Posted in Italy on May 29, 2011 by Victoria Allman
“Here is a good place,” Stefan, our owlish truffle-guide told us as we entered the forest. We were just outside Alba, in the Piedmont region of Italy. We had spent the last few days in the wine country, staying in a 19th century Gothic castle, hemmed in on three-sides by the Alps and discovering the simple, rich food of the area. It was early June and black truffles had just started making their first appearances on summer menus. With the first bite, we were hooked and wanted to go find some for ourselves.
Kira, our guide’s English pointer bounded ahead of us, tongue-wagging the whole way. The enthusiasm of her five years almost equaled our own. Patrick’s blue eyes shone as bright as Kira’s black ones. If it were not rude, he would probably hang his tongue out of the side of his mouth in excitement of what was to come. Piedmont had been on our list of places to visit for years and hiking through the hazelnut and oak forests in search of the elusive truffle was the ultimate culinary experience.

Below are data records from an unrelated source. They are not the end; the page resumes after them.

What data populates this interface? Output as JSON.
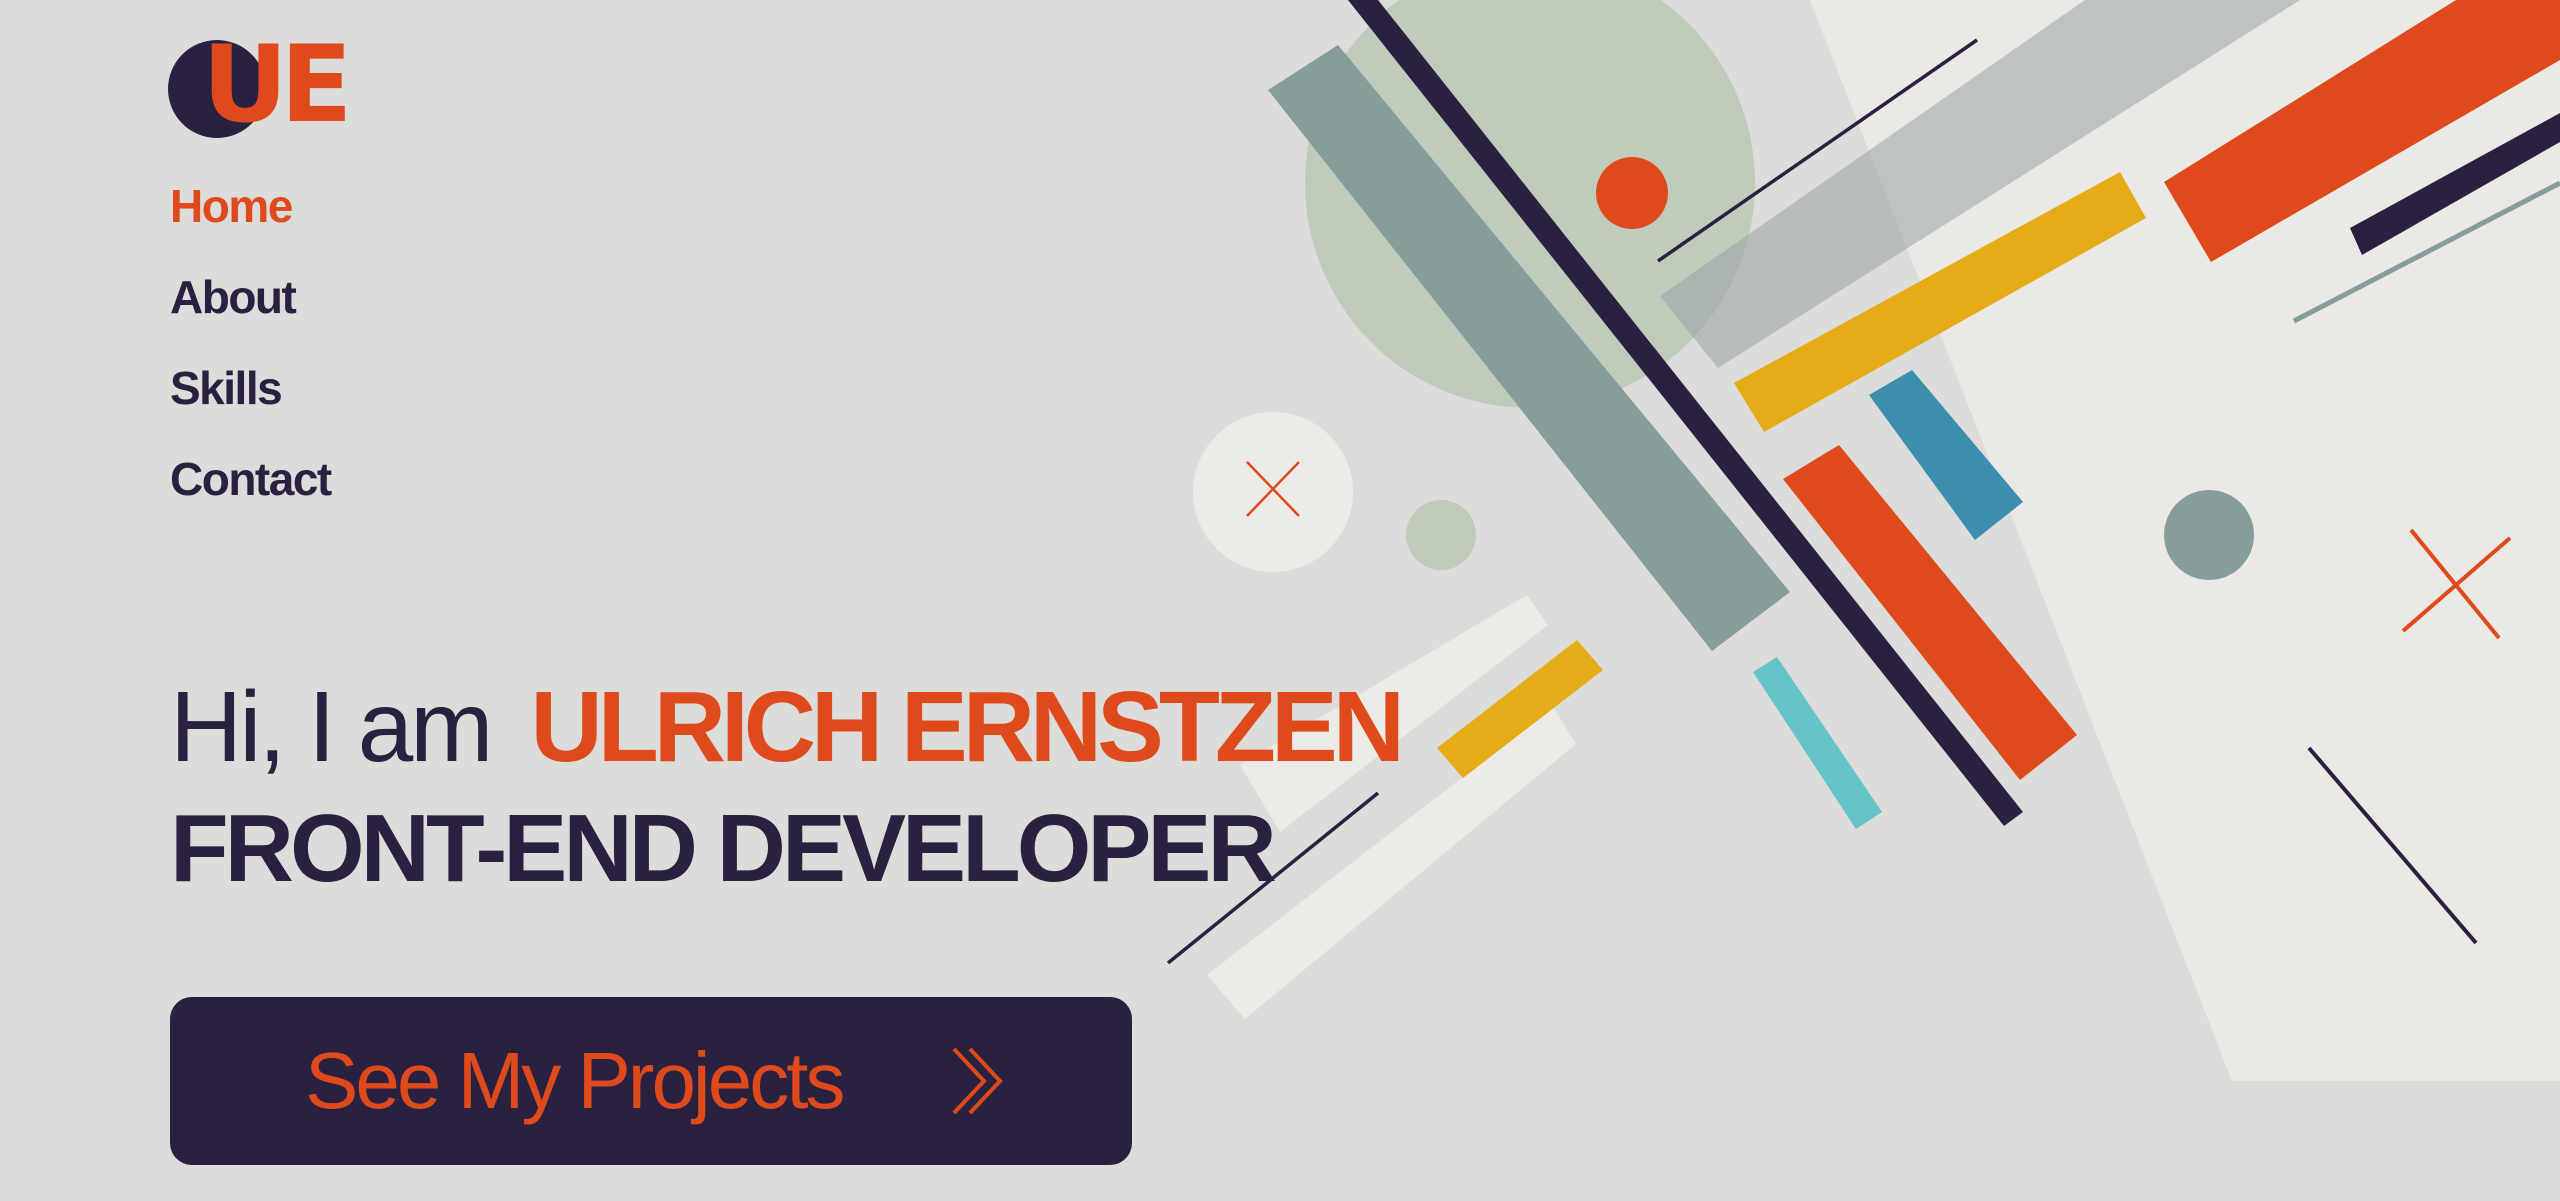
{
  "brand": {
    "logo_text": "UE",
    "colors": {
      "ink": "#2a2140",
      "accent": "#df4a1c",
      "background": "#dcdcda"
    }
  },
  "nav": {
    "items": [
      {
        "label": "Home",
        "active": true
      },
      {
        "label": "About"
      },
      {
        "label": "Skills"
      },
      {
        "label": "Contact"
      }
    ]
  },
  "hero": {
    "greeting": "Hi, I am",
    "name": "ULRICH ERNSTZEN",
    "role": "FRONT-END DEVELOPER"
  },
  "cta": {
    "label": "See My Projects",
    "icon": "double-chevron-right-icon"
  },
  "decoration": {
    "colors": [
      "#df4a1c",
      "#e6ac18",
      "#2a2140",
      "#3c8dae",
      "#64c4c8",
      "#869d9c",
      "#bfcbbb",
      "#eae9e6"
    ]
  }
}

Black truffles are an uncultivable mushroom. They are more common than the highly-prized white truffle, but their habit of growing underground, away from sight, limits their numbers. They are held in the highest esteem by chefs and foodies alike, often called the “diamond of the kitchen”. In the last few days, Patrick had developed an unnatural affinity for them shaved paper-thin over his eggs in the morning and then again on buttered toast in the afternoons. He was becoming either a gourmand or a glutton, depending on the way you looked at it.
For the past year and a half, the memory of one dish of pasta has haunted me.

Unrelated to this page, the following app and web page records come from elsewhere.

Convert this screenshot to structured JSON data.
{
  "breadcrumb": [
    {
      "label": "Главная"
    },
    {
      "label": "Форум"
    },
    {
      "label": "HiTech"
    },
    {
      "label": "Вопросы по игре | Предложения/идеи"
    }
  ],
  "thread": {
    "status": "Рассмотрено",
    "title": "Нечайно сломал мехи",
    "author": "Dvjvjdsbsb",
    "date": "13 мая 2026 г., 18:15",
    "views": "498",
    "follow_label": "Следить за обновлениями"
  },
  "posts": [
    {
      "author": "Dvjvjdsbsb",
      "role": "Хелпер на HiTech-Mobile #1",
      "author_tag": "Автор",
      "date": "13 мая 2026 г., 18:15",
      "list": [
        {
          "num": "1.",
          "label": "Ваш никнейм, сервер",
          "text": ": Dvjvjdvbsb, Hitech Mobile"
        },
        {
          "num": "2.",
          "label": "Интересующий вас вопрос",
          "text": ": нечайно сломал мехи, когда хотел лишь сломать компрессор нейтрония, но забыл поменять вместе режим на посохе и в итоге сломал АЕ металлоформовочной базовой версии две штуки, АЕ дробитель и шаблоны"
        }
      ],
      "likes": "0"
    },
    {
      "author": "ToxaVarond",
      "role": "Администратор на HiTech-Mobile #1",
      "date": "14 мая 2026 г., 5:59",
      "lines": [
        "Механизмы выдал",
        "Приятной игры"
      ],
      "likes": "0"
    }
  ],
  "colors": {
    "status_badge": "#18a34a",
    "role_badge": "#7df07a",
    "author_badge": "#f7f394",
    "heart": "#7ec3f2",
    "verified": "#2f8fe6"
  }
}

It was our first and only night in Genoa, Italy. We arrived tired and worn from a long day on the train. We lugged our bags, heavy from everything we would need for the next two years of travel on the boat, down narrow streets to the busy port. Frustrated by lack of taxis and grumpy from empty growling stomachs, we stopped at the first restaurant we came to.
It was nothing special, just a few plastic patio tables and chairs overlooking the commercial port. A laminated menu translated a handful of pizzas and half a dozen pastas into a comical form of English. Smelly Blue Cheese seated on Linguini was the one that made me smile. But, I opted for a simple dish of Pesto Pasta that I ordered with Drink Water. I was too tired to try and think of anything more exciting.